The speech was clearly intended to capture momentum suggested by a poll showing the three-term congresswoman was a front-running candidate in Iowa's caucuses next year. Twenty-two percent of likely Republican caucus-goers named Bachmann as their top choice in a nominee in the first edition of the Iowa Poll, published Sunday in The Des Moines Register. That puts her only one point behind former Massachusetts Gov. Mitt Romney (R), who's not likely to compete aggressively in Iowa, and ahead of a number of candidates who have put more effort into courting the state's voters. 

Her entry into the race comes after months of public flirtation with running; she announced her candidacy at a New Hampshire presidential debate earlier this month, thereby stealing some of the spotlight from other debate participants.

The Obama campaign reacted to Bachmann's announcement by labeling her a candidate that "would erode the path to prosperity for middle class families."

"She voted for a budget plan that would extend tax cuts for the richest Americans on the backs of seniors and the middle class while ending Medicare as we know it," said campaign spokesman Ben LaBolt. "Congresswoman Bachmann introduced legislation to repeal Wall Street oversight – risking a repeat of the financial crisis -- and while she voted to preserve subsidies for oil and gas companies she opposes making the investments necessary to enhance America’s competitiveness and create the jobs of the future.”

Bachmann's strategy now will likely focus on building off her base of Tea Party supporters, whom she's assiduously courted over the past year, in part by founding the Congressional Tea Party Caucus. But she faces a challenge in expanding support beyond her niche of conservative activists, and gaining broader appeal among mainstream Republican voters. 

The Tea Party is not a "fringe" movement, Bachmann said in casting herself as a firmly mainstream Republican. 

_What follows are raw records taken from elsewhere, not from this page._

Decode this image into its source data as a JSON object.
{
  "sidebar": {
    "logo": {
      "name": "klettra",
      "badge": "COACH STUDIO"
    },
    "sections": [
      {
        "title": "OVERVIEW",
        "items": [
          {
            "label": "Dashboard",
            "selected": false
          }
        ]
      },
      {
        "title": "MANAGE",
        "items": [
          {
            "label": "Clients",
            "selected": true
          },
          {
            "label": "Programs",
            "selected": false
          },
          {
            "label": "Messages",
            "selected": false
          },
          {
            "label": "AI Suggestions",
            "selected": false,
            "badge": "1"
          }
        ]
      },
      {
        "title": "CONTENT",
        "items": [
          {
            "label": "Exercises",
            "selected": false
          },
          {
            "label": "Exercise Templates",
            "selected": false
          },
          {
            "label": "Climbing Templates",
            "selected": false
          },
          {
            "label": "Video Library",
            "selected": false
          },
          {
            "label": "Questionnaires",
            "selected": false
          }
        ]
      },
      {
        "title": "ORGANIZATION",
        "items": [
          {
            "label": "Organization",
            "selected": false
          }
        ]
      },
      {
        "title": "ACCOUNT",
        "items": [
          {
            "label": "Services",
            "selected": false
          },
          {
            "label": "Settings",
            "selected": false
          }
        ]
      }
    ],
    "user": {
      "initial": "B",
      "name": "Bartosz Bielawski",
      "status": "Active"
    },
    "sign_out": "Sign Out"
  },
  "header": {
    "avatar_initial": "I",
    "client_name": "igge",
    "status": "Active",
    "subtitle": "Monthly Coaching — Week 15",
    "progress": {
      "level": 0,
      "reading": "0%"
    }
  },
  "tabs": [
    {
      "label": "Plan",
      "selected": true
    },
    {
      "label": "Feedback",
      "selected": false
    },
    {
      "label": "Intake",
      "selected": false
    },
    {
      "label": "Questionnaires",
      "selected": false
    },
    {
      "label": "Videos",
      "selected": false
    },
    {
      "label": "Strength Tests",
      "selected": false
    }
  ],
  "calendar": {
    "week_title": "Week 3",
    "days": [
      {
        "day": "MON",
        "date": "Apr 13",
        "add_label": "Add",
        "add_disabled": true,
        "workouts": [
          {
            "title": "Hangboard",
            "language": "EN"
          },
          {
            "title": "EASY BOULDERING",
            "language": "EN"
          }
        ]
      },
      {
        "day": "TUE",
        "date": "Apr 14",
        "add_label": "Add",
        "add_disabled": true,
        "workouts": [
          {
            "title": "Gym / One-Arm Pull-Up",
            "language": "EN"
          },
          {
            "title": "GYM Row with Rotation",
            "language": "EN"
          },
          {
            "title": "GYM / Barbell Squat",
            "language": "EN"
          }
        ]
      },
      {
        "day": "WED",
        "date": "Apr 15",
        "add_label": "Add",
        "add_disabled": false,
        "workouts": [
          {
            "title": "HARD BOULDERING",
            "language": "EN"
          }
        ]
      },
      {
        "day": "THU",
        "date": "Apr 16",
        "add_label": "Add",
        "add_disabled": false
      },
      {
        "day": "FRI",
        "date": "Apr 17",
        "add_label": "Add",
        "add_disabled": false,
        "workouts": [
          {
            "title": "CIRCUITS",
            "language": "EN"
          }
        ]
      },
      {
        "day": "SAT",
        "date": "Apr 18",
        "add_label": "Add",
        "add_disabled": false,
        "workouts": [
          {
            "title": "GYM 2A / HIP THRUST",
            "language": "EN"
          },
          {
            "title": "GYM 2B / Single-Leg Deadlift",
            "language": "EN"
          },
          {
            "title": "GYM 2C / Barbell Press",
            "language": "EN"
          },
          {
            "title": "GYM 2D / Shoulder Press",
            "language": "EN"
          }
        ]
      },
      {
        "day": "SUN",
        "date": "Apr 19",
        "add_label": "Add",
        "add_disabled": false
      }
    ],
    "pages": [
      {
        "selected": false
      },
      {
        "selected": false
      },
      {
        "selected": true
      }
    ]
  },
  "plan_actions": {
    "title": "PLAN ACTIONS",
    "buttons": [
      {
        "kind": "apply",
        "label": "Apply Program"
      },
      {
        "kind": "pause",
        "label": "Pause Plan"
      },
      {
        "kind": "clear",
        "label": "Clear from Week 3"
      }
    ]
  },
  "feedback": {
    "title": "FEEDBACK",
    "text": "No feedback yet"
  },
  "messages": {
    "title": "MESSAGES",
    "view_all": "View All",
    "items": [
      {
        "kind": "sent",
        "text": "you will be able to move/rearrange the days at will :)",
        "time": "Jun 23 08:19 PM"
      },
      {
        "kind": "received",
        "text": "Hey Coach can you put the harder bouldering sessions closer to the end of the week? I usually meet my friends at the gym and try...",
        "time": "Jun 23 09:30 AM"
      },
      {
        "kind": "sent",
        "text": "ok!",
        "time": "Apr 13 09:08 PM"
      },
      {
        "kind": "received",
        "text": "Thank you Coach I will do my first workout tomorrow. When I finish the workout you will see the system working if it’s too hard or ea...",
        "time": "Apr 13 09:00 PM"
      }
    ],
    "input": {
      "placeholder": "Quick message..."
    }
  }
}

"I am here in Waterloo, Iowa to announce today: We can win in 2012 and we will. Our voice has been growing louder and stronger. And it is made up of Americans from all walks of life like a three-legged stool," she said. "It's the peace through strength Republicans, and I'm one of them, it's fiscal conservatives, and I'm one of them, and it's social conservatives, and I'm one of them. It's the Tea Party movement and I'm one of them."

ADVERTISEMENT
Her campaign also clearly will make a play for Iowa's numerous social conservative voters. Bachmann made frequent reference to faith and religion — she is an evangelical Christian — during the roughly half-hour speech. She quoted scripture toward the end of her announcement speech, and attributed her decision to run to thanks for blessings she had received "both from God and from this great country."

Following her announcement, Bachmann will look to carry that momentum to New Hampshire and South Carolina, the two states that follow Iowa on the primary calendar, with events there in Tuesday and Wednesday, respectively. 

But Bachmann's momentum could still be stymied by some of the late entries into the race. The popular assumption is that if former Alaska Gov. Sarah Palin (R) — who endorsed Bachmann for Congress last year — were to enter the race, the two would vie for the same voters. (Bachmann's said that Palin's decision whether to run wouldn't affect hers.) Other late contenders like Texas Gov. Rick Perry (R) also threaten to sap some momentum from Bachmann's candidacy, especially with Tea Party supporters. 

Palin will be in Iowa on Tuesday to screen a new biographic movie, "The Undefeated" about herself.

Updated 12:49 p.m.

More in Presidential races

Palin 'interested' in 2016 run

Read more »